* _EXERCISE OBJECTIVE_
Scan the lines below for "JSON" and copy the matches.

* _SOURCE RECORDS_
-.-.-
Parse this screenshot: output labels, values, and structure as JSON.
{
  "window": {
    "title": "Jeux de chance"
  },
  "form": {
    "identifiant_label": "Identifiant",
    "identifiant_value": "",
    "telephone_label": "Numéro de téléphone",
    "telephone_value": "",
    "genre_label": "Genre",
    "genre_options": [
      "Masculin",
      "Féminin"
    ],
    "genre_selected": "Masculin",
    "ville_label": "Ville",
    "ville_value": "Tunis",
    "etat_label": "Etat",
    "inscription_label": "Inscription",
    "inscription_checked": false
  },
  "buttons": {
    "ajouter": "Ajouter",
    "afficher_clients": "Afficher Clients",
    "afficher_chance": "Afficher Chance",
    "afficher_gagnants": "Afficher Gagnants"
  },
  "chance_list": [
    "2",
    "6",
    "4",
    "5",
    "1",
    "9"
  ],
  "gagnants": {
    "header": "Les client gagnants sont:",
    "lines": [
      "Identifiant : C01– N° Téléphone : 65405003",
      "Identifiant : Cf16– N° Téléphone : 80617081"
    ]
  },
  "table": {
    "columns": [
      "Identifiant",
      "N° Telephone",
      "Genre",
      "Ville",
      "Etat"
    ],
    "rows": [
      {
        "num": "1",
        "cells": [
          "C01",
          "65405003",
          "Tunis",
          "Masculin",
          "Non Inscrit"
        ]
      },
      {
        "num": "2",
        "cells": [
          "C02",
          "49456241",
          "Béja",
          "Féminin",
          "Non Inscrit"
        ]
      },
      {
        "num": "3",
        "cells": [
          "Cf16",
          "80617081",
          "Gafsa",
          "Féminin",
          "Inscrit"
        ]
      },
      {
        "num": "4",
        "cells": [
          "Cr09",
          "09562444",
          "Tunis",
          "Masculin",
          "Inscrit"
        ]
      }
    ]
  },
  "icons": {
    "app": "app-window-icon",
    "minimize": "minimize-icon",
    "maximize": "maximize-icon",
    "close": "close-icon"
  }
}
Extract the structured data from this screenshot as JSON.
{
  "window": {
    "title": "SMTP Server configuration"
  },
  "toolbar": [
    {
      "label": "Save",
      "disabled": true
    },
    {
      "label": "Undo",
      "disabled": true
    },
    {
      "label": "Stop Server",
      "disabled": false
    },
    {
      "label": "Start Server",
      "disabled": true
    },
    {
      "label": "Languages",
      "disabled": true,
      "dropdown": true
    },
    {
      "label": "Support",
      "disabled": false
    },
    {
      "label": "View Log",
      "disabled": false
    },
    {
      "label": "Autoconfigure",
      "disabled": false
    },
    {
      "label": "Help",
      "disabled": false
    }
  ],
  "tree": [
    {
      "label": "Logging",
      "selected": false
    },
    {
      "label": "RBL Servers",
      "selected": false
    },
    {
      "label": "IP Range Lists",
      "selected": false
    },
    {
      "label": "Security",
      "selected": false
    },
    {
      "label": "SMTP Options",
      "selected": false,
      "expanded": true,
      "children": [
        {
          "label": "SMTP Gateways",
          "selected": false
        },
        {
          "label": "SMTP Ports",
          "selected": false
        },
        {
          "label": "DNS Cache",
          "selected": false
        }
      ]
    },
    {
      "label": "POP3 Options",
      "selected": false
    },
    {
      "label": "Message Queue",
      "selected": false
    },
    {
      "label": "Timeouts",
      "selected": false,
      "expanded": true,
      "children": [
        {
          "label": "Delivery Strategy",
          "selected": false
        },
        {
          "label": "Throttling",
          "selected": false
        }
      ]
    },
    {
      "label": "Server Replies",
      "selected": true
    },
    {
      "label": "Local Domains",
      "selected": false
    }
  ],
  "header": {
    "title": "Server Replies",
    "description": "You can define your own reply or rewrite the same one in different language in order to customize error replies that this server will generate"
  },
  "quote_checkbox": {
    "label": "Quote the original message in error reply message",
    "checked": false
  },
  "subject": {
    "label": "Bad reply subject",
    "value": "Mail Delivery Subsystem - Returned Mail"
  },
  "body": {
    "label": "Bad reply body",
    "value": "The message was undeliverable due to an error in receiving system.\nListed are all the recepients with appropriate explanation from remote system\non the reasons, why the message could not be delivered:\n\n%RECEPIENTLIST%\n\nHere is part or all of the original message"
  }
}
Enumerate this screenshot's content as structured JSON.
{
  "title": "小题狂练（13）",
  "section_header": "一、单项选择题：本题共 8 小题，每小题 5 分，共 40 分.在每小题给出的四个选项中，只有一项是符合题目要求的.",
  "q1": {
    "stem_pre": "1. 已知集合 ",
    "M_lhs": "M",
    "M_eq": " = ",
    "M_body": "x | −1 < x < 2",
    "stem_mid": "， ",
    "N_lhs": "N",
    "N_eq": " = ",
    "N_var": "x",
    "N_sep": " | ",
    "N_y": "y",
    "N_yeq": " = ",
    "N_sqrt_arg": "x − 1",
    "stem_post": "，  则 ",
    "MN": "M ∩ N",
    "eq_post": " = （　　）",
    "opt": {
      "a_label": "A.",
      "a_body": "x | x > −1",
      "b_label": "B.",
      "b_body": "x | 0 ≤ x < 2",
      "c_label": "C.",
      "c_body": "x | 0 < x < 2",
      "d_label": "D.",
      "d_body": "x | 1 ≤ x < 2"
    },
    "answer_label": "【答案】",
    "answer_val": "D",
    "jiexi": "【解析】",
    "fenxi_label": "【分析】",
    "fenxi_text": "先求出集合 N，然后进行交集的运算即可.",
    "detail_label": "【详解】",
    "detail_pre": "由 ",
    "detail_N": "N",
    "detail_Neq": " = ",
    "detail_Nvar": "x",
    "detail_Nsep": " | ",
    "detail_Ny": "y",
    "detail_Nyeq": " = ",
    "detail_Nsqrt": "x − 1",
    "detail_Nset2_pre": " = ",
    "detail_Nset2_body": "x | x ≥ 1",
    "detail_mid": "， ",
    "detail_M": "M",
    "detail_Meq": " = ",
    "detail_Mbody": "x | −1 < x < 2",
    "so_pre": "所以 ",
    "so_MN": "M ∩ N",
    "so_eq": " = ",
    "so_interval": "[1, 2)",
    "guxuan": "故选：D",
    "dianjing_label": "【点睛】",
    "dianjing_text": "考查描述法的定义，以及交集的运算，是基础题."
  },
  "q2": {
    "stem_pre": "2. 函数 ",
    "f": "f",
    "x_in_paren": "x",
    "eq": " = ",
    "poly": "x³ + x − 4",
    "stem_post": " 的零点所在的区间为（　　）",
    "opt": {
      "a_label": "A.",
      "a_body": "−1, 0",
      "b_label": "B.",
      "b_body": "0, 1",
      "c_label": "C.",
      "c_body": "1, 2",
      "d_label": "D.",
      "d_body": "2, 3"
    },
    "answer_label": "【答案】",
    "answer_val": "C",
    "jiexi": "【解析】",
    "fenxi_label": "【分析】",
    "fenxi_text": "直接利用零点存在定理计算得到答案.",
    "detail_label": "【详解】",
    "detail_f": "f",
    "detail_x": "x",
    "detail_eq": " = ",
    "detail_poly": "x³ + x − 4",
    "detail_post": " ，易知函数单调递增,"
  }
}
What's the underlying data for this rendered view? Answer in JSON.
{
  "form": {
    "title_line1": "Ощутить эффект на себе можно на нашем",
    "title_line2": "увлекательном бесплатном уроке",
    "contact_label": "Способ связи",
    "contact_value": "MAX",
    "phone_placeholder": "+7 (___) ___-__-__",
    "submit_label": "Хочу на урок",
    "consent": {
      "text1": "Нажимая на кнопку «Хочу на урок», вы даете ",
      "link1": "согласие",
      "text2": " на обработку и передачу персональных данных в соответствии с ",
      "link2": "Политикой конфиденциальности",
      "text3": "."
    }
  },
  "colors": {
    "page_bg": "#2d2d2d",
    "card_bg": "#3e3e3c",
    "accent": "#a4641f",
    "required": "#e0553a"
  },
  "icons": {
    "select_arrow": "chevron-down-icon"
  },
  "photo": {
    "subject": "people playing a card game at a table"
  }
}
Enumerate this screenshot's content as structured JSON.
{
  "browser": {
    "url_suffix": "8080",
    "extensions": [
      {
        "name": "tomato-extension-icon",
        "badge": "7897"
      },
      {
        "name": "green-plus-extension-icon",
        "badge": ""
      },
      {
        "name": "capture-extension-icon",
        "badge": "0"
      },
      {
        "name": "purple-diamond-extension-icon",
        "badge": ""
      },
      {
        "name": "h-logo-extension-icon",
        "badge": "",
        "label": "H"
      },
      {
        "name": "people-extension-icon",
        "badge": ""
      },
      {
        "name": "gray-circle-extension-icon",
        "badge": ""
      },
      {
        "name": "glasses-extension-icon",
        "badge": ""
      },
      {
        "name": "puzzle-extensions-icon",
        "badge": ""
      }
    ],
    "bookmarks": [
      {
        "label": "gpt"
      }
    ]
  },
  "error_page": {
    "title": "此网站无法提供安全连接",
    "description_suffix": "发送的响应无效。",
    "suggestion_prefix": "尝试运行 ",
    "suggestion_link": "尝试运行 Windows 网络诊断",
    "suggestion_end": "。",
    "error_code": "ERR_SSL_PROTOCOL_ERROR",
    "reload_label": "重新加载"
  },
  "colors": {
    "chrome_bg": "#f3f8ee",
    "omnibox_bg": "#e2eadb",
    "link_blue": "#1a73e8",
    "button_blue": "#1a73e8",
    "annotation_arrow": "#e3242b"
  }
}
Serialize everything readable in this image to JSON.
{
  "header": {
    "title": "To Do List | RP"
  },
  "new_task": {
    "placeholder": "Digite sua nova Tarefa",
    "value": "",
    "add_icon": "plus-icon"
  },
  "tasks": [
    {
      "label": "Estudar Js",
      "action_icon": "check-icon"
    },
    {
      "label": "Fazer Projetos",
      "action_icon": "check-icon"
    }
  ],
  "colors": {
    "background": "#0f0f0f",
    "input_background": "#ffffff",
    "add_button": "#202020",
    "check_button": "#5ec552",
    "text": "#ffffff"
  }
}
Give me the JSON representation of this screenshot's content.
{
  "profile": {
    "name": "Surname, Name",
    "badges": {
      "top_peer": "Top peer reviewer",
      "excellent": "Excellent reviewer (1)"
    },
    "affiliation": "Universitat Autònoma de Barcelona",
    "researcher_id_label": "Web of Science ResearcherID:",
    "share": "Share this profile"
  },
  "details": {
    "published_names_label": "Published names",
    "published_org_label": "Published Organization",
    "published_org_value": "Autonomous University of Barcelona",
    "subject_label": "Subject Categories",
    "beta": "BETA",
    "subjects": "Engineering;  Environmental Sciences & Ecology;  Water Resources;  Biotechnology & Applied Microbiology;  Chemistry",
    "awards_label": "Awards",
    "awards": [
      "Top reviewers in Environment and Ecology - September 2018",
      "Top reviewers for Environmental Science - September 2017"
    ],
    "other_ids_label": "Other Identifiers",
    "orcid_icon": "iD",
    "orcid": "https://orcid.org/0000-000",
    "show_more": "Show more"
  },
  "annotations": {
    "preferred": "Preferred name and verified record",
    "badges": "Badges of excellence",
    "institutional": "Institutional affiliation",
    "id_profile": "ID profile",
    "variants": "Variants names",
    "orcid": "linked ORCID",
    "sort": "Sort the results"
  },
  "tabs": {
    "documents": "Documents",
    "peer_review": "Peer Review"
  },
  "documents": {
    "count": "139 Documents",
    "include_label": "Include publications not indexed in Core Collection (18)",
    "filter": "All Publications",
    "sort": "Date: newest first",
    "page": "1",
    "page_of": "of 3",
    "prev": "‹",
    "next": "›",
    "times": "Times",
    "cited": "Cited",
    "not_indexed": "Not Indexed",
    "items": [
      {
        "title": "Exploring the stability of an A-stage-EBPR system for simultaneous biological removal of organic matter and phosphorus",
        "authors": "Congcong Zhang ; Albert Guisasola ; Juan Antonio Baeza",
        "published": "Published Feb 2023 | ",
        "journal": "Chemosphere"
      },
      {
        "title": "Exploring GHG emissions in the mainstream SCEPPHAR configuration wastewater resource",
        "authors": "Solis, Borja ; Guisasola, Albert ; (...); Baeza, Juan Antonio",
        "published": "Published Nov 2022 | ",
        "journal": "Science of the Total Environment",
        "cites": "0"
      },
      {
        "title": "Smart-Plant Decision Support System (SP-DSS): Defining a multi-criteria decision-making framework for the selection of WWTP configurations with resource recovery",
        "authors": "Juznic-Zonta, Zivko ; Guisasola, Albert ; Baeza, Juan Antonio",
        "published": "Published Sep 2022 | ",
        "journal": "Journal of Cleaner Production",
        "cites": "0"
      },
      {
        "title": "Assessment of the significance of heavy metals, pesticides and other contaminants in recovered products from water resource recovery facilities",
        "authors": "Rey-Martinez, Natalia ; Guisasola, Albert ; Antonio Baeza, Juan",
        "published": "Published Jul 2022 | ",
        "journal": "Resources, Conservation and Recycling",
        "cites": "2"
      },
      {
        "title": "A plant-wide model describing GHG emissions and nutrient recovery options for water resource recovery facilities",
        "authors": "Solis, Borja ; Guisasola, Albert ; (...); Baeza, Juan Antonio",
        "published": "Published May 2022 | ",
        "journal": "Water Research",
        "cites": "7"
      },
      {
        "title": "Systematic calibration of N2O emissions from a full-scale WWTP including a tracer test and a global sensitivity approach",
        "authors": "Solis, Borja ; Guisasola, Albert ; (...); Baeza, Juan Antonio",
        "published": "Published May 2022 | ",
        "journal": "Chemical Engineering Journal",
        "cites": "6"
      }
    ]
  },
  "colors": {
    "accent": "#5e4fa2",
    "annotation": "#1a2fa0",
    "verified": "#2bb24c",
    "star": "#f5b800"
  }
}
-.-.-
* _RESULT FOR THIS TASK_
Parse this screenshot: output labels, values, and structure as JSON.
Extract the structured data from this screenshot as JSON.
Enumerate this screenshot's content as structured JSON.
What's the underlying data for this rendered view? Answer in JSON.
Enumerate this screenshot's content as structured JSON.
Serialize everything readable in this image to JSON.
Give me the JSON representation of this screenshot's content.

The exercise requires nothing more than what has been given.